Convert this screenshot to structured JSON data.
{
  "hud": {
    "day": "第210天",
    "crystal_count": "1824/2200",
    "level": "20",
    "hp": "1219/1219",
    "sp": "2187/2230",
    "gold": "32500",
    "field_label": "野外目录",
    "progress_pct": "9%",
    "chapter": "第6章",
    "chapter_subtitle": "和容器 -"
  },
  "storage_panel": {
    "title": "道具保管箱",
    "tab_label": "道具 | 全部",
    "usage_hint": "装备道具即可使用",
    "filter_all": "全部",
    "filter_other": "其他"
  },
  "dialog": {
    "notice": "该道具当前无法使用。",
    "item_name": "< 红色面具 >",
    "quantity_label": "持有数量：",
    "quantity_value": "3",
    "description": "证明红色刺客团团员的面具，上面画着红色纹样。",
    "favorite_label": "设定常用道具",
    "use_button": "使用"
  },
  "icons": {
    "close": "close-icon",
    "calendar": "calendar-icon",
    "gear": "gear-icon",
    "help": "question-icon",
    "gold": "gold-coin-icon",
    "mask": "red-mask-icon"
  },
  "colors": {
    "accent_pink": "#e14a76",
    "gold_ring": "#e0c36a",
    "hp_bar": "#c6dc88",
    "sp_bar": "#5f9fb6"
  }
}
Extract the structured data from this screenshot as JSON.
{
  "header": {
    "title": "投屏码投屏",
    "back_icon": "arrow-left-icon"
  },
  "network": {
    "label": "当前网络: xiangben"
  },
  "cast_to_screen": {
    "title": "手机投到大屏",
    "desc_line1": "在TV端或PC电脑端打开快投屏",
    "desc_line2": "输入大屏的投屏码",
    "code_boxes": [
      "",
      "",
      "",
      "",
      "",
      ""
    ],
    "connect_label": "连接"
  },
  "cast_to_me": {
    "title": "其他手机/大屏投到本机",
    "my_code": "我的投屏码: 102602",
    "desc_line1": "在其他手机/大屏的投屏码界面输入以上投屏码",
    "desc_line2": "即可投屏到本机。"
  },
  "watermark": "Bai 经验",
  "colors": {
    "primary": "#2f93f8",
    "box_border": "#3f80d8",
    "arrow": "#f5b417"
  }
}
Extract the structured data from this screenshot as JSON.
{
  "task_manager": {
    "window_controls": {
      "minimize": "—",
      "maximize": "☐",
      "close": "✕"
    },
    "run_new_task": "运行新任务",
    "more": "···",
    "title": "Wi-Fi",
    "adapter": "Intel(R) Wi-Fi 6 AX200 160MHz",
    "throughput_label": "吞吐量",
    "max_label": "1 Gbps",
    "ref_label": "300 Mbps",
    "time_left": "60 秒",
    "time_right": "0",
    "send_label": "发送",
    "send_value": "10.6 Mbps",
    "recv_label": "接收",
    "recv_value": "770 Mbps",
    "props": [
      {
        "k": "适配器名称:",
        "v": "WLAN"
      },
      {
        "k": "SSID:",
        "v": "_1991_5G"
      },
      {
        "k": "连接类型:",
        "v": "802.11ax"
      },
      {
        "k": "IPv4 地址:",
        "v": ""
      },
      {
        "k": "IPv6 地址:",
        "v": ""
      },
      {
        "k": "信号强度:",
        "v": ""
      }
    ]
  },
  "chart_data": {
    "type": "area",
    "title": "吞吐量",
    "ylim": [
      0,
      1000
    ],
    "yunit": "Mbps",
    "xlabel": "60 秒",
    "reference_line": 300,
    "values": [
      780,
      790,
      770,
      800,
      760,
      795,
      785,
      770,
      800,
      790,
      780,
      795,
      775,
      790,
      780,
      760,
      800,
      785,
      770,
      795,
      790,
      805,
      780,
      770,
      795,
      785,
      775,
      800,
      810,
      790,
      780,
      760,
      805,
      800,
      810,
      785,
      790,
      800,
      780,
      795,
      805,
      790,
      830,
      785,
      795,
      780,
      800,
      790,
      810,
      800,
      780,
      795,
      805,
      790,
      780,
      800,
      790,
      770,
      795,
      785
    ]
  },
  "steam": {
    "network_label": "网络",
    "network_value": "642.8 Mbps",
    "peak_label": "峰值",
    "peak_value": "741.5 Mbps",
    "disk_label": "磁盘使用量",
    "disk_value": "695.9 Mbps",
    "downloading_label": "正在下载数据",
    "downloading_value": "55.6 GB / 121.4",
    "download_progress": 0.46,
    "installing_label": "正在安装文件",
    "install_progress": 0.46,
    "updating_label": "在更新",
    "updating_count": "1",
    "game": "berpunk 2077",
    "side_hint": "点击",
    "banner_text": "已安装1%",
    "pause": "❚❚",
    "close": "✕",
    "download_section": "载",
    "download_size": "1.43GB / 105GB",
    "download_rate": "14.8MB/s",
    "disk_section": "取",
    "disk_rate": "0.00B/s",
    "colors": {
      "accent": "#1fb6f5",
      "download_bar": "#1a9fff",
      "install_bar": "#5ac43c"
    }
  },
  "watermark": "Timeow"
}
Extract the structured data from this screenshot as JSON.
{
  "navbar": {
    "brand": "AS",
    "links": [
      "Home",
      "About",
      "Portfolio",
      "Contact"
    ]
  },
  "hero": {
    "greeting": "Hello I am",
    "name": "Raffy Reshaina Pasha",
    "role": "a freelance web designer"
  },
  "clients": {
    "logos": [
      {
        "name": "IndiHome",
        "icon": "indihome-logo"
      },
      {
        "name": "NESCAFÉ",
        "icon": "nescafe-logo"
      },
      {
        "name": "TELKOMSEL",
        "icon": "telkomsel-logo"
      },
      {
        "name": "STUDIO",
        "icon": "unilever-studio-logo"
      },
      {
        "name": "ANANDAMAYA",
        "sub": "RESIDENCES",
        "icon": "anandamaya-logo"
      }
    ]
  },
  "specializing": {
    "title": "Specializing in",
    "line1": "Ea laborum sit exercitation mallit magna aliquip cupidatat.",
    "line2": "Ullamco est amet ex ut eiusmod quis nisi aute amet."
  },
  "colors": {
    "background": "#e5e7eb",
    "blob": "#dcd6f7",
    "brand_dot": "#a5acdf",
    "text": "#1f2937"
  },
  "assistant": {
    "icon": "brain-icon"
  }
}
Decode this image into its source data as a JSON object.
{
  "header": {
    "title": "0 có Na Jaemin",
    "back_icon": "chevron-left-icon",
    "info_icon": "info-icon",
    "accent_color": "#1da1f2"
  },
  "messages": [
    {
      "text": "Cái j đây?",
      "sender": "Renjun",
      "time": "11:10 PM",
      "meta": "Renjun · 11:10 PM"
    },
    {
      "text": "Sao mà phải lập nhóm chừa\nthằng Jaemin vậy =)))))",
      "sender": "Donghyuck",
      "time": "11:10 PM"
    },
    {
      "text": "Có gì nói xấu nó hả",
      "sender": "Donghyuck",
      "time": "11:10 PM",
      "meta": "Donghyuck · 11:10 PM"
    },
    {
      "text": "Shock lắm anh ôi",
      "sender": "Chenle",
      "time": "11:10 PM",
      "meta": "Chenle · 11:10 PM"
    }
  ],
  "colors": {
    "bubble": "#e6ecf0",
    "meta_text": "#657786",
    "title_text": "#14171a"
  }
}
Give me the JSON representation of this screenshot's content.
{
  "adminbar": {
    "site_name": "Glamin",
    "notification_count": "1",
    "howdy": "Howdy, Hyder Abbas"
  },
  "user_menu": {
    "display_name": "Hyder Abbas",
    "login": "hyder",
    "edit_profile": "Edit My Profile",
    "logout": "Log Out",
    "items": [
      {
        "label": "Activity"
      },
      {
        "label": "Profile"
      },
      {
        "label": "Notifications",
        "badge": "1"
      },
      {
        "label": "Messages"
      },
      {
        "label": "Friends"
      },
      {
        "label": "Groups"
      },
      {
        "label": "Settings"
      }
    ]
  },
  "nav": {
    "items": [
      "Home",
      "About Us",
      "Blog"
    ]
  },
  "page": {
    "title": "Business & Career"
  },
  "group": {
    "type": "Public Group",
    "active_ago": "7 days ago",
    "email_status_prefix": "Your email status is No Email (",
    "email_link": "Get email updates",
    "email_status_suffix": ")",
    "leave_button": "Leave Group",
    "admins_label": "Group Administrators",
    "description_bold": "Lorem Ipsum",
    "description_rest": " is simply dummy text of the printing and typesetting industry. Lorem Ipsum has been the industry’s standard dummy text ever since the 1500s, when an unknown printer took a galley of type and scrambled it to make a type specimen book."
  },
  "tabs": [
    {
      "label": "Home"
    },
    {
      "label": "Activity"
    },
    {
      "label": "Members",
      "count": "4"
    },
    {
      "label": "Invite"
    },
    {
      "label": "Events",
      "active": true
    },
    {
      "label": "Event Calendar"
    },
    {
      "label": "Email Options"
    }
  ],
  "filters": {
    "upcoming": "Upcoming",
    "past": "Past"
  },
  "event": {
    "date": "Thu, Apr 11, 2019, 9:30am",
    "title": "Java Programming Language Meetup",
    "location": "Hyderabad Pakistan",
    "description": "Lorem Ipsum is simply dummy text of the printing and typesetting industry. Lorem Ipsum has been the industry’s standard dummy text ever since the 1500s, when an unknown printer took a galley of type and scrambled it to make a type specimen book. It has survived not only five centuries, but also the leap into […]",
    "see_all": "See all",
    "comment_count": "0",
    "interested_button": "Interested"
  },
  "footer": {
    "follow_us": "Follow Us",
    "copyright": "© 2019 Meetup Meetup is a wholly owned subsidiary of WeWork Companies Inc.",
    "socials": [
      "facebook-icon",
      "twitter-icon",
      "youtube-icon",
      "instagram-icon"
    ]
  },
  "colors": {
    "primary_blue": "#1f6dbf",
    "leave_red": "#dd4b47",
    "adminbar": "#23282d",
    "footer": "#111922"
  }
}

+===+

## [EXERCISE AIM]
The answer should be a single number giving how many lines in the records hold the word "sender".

## [WORKED SOLUTION]
4